All Star Criteria Combined results for all programs within an agency must meet the 5% threshold. The agency must meet a threshold for number of clients entered. The percentage is calculated as the agency’s total responses/total responses expected. –Currently, an agency may be more than 5% null on one or more fields if the overall total is less than 5%.
What next? Raise the bar once the current goal is met. Potential future All-Stars rules: –Every targeted field must be 5% null or less –Fields contributing to the unique identifier must be 2% null or less –Data entry timeliness targets: data entry within X days of program entry –Include more of the recommended program data elements
Other Strategies for Improving Data Quality Self-monitoring reports –Open Entry/Exit report: list of all clients with no exit date –Total Entries report: list of all clients entered during a specified time frame –Data completion report: list of clients entered with data element responses and flags for missing information. Tip of the Week –Each week feature a different data element or concept and email out an in-depth look at the topic.
September 18-19, 2006 – Denver, Colorado Sponsored by the U.S. Department of Housing and Urban Development HMIS Data Completion Richard Rankin Data Remedies, LLC
Why the approach To ensure data completion for each record without using software to make all fields required To validate that data is accurate and compliant with HUD Standards

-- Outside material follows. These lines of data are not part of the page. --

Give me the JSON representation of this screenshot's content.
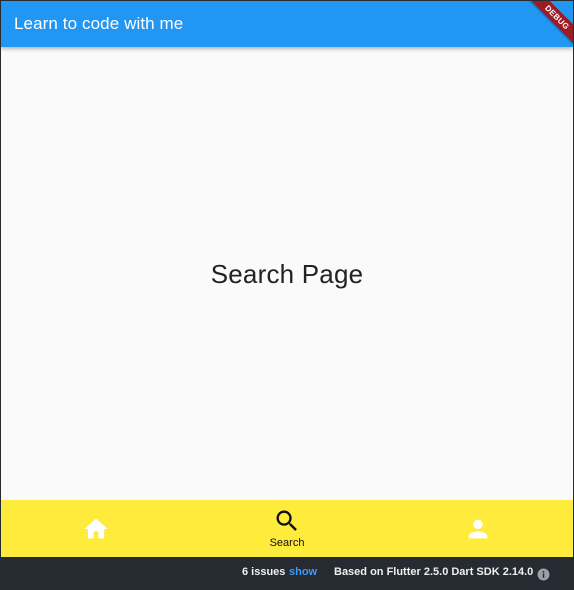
{
  "app_bar": {
    "title": "Learn to code with me"
  },
  "debug_banner": {
    "label": "DEBUG"
  },
  "main": {
    "heading": "Search Page"
  },
  "bottom_nav": {
    "items": [
      {
        "icon": "home-icon",
        "label": "",
        "selected": false
      },
      {
        "icon": "search-icon",
        "label": "Search",
        "selected": true
      },
      {
        "icon": "person-icon",
        "label": "",
        "selected": false
      }
    ],
    "background": "#ffeb3b"
  },
  "status_bar": {
    "issues": "6 issues",
    "show_label": "show",
    "sdk_info": "Based on Flutter 2.5.0 Dart SDK 2.14.0"
  },
  "colors": {
    "app_bar": "#2196f3",
    "page_background": "#fafafa",
    "debug_banner": "#9e1b24",
    "link": "#3b9df8"
  }
}
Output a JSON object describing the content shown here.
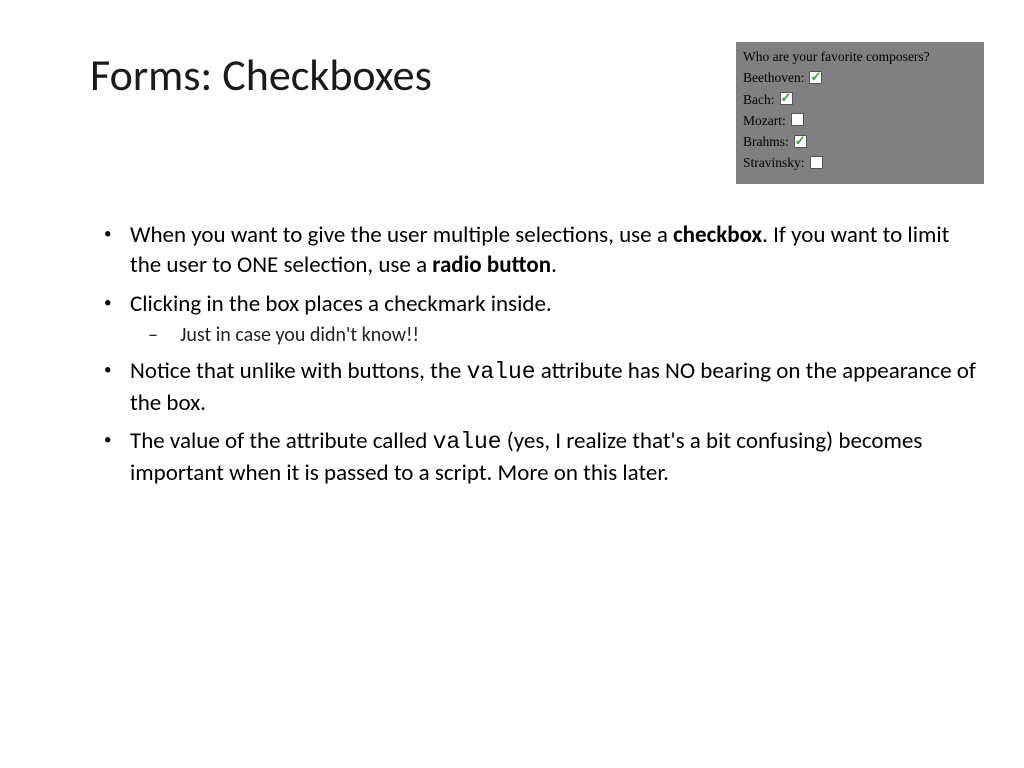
{
  "title": "Forms: Checkboxes",
  "form": {
    "question": "Who are your favorite composers?",
    "items": [
      {
        "label": "Beethoven:",
        "checked": true
      },
      {
        "label": "Bach:",
        "checked": true
      },
      {
        "label": "Mozart:",
        "checked": false
      },
      {
        "label": "Brahms:",
        "checked": true
      },
      {
        "label": "Stravinsky:",
        "checked": false
      }
    ]
  },
  "bullets": {
    "b1a": "When you want to give the user multiple selections, use a ",
    "b1b": "checkbox",
    "b1c": ". If you want to limit the user to ONE selection, use a ",
    "b1d": "radio button",
    "b1e": ".",
    "b2": "Clicking in the box places a checkmark inside.",
    "b2s": "Just in case you didn't know!!",
    "b3a": "Notice that unlike with buttons, the ",
    "b3b": "value",
    "b3c": " attribute has NO bearing on the appearance of the box.",
    "b4a": "The value of the attribute called ",
    "b4b": "value",
    "b4c": "  (yes, I realize that's a bit confusing) becomes important when it is passed to a script. More on this later."
  }
}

What was not working Annual Report checks –The expectation for agency to voluntarily check their data periodically for quality and data integrity was not working. Relying on users entering the data voluntarily to complete the records Relying on site visits not efficient
Reports Missing Universal Data Elements – Detail Missing Universal Data Elements – Summary Missing Program Specific Data Elements – Detail Missing Program Specific Data Elements – Summary
Report Functions Detail Report: –Broken down by agency and user: –Grouped by Client ID#- no personally identifying info. –Indicates when a record is incomplete and why it is incomplete –Points to exactly what data is missing and where Summary Report: –Gives percentage of valid entries by data element by agency –Used by supervisory staff as an overall report card of data completion by agency
Logic Examples Pregnancy Status –‘Age’ >= 12 AND ‘Gender’ = Female AND – (‘Pregnancy Status’ = Null OR ‘Due Date’= Null ) Disabilities –‘Do you have a disability of long duration’ = “Yes” AND (‘Physical Disability’= Null OR ‘Developmental Disability’ = Null OR ‘HIV/AIDS’ = Null OR ‘Mental Health Problem’ = Null OR (‘Mental Health Problem’ =Yes AND ‘Expected to be of long- continued and indefinite duration and substantially impairs ability to live independently’ = Null) OR ‘Substance Abuse Problem’ = Null OR (‘Substance Abuse Problem’ = Yes and ‘Expected to be of long- continued and indefinite duration and substantially impairs ability to live independently’ = Null))
Other Strategies for Improving Data Quality Coordinate with Housing Authority, periodically check S+C lists from HA and agency list. Entry / Exit reports, report new entries and those without exit dates Training –Implemented monthly trainings on rotating subject basis, I.e., HUD programs both for new users and existing users PATH programs Corrections Food Shelf